“You’re such a bitter old shrew!” Lottie retorted. “I’ll be playing dress up another hundred years from now.” She handed me the garment and I unfolded the most beautiful antique dress I had ever seen. The seams were hand sewn and embroidered with black lace and iridescent pearls. It appeared so fragile, but the stitching had been reinforced.
“Was this your mother’s?”
“Mm-hmm,” Lottie said.
“I couldn’t possibly wear it. It’s disrespectful.”
“She’s been dead since 1896!” Lottie squawked.
“Oh,” I said. “I suppose that was a long time ago.”
Mirabelle reached down the front of her sailor dress and pulled out an ornate silver locket the size of an egg. She opened it and showed me a small photograph. It was a picture of me, but it was clearly not me. The woman had my hair, my eyes, my teeth—even the shape of my forehead—but she was of another era.

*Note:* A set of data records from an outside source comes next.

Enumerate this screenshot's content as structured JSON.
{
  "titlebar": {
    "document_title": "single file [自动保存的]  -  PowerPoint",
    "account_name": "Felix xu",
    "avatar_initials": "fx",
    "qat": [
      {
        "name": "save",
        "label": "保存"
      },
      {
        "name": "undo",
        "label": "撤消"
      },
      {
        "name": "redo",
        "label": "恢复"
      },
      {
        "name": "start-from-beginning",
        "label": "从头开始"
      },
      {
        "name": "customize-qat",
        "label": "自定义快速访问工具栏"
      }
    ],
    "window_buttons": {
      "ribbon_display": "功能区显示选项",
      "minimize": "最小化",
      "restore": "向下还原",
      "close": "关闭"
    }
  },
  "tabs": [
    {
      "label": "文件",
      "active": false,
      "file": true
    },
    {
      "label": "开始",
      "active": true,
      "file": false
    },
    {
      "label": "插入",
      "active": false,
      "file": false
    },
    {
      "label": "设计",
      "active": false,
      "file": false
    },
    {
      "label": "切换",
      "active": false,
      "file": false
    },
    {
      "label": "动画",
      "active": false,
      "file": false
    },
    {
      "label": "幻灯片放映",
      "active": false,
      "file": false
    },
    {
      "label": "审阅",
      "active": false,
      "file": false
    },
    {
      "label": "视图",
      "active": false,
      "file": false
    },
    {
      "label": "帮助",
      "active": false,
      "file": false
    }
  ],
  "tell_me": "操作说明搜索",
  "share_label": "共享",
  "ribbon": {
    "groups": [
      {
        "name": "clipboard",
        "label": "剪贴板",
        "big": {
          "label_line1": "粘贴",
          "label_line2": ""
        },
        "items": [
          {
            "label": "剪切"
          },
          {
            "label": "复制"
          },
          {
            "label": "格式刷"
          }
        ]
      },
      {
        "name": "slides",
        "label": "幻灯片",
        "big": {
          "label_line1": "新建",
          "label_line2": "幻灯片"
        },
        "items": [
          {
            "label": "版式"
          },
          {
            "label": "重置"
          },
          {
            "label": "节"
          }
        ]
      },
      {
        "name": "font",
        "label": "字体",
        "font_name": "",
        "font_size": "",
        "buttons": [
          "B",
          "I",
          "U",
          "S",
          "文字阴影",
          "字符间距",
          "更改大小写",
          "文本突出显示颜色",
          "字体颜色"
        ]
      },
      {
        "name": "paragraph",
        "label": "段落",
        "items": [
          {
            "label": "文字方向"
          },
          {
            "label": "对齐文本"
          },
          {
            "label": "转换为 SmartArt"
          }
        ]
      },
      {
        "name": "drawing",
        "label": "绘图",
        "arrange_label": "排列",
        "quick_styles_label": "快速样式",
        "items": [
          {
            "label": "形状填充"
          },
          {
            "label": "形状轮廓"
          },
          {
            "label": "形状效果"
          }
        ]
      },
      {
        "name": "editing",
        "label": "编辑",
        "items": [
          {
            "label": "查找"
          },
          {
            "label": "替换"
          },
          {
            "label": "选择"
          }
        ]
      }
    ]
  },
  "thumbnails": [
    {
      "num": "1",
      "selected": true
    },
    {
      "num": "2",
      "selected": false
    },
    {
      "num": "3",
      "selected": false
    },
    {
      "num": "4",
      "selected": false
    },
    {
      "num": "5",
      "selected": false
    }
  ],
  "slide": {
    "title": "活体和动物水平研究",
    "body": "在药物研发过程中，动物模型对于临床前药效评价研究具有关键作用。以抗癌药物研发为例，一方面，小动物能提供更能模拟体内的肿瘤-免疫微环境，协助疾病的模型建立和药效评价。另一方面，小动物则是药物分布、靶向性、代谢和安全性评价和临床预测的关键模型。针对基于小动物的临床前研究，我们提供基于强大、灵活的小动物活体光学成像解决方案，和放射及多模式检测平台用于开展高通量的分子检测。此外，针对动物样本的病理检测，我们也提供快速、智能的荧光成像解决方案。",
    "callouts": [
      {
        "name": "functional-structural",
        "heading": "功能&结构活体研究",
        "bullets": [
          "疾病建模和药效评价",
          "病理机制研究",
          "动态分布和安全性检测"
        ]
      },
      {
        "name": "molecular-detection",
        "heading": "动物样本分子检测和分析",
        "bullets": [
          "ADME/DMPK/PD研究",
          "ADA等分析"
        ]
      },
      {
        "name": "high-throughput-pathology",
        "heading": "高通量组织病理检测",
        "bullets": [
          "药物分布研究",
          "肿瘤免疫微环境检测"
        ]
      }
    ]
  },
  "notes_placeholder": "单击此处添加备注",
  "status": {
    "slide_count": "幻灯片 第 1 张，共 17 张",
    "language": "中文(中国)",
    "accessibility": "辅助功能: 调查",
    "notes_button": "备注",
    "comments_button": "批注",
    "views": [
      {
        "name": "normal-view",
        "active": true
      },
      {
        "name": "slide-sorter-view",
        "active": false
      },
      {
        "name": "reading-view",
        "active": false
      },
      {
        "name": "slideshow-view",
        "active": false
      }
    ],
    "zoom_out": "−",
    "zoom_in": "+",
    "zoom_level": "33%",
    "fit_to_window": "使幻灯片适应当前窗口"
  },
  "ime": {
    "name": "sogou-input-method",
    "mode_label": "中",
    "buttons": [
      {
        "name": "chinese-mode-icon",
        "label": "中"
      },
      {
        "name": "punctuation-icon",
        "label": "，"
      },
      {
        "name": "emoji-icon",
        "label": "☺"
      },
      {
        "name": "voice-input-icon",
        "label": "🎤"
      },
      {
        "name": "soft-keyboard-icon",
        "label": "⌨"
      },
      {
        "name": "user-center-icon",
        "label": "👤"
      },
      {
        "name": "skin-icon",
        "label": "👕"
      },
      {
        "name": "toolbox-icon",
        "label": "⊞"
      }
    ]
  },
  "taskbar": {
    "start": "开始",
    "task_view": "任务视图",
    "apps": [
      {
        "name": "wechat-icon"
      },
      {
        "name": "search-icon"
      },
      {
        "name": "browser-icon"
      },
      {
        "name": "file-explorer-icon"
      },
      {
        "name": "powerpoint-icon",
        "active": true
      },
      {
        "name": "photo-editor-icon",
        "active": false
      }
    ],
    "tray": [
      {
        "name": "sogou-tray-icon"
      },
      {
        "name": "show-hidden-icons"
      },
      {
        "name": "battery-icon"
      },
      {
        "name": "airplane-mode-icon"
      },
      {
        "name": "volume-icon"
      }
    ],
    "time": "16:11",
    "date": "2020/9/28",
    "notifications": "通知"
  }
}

“You look exactly like her,” Mirabelle said. I looked into the eyes of the woman in the photograph and thought of her and Gentry over a hundred years ago, linking arms and walking through the old city of Boston. Part of me felt very sad knowing that his wife of eighty years had perished before him. While one vampire, Cyril, had sought the new beauties of every generation, I did ponder, who was it who Gentry sought? A look-alike to this woman? When he came into my bar and flirted with me, was he enacting some tragically sad fantasy?
I heard the key scrape the lock at the front door. The girls hid in their room. I wasn’t sure what to do. I went down to meet him, but I felt suddenly very inappropriate wearing his dead wife’s gown. Was it really okay even a hundred and some years since her death? I turned away from the entrance. I heard Gentry come in and drop his suitcase. He just stood there staring, his jaw hanging open.
“I’m sorry, Gentry. The girls dressed me up,” I said, breathing faintly under the force of the corseted bodice.
“You’re still alive,” he said, amazed.
“Well,” I said, turning to face him. As he saw me, he froze where he stood. He came close and touched the little round scabs at my throat. I withdrew, unsure if I could trust him not to transfix me or bite me or break my neck with one swift attack. There was a kindness in his eyes that put me at ease. “The girls didn’t make it easy. They drugged me. They drank my blood and they ordered pizza and drank the pizza boy’s blood. So as punishment, I gave them a time-out, made them clean their coffins and made them sit down and watch all five Twilight movies on my laptop.”
“Ooh, that is quite harsh,” Gentry murmured, “but I’m impressed.”
“Tell me, Gentry, did you bring me here with the intention of feeding me to your children?”
“What if I told you I had a feeling you could handle yourself,” he mused.
“I would know that was a lie. I can barely handle you.”
“Is that right?” Gentry smiled. “In truth, when I found a young woman who looked so much like their mother, I thought maybe this would keep them from killing another nanny. I apologize for putting you in danger, Robin.”
“You apologize? Oh, well thank you so much, Gentry. So what’s next? Are you going to transfix me so I forget? Will I even know you next time I see you at the bar?”
“I have no desire to tamper with any part of you, Robin,” he said. He hooked me around the waist and buried his face in my hair. The sudden embrace surprised me. The lights flickered. “You were brilliant. I’m going to refer you to all my friends.”